No, it wasn’t “SB 1070”, the other Arizona statute challenged by the Obama administration, for which appeal is still pending. This case involved a different Arizona statute requiring that employers use electronic verification, a system known as “E-Verify”, whenever they hire workers to confirm that they are authorized to work. And if the employers don’t do so, they run the risk of losing their business licenses for hiring undocumented persons.
In upholding the “Legal Arizona Workers Act”, the majority of the justices held that federal immigration law does not either expressly or impliedly pre-empt Arizona from enacting and enforcing its own law aimed at the same purpose as the federal law, preventing the employment of unauthorized persons. The Supreme Court majority also rejected the argument that the statute would encourage employers to discriminate, finding that federal and state antidiscrimination laws provide strong incentive against discrimination.
This decision was the first since 1976 by the U.S. Supreme Court on the specific issue of pre-emption of state laws by federal immigration law. In the earlier case, cited by the Court in its new opinion, a California statute was upheld against claims of pre-emption by federal immigration law.
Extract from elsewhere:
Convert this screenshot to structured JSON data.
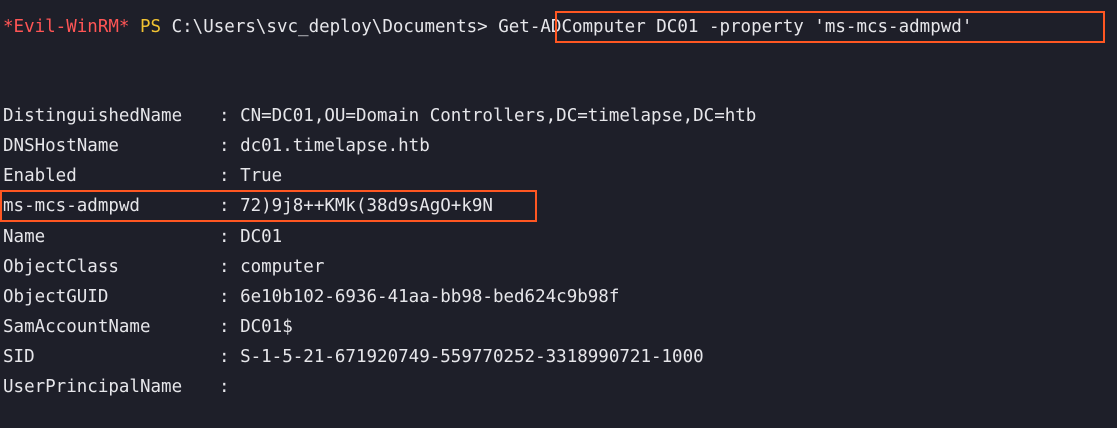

The majority decision in this case suggests how the justices may analyze SB1070 and other efforts by states to deter illegal immigration prohibited by federal immigration law. The majority opinion by Chief Justice Roberts was supported by Justices Alito, Kennedy, Scalia, and Thomas. Justices Breyer, Ginsburg, and Sotomayor dissented. Justice Kagan did not participate. The majority and dissenting opinions can be read here.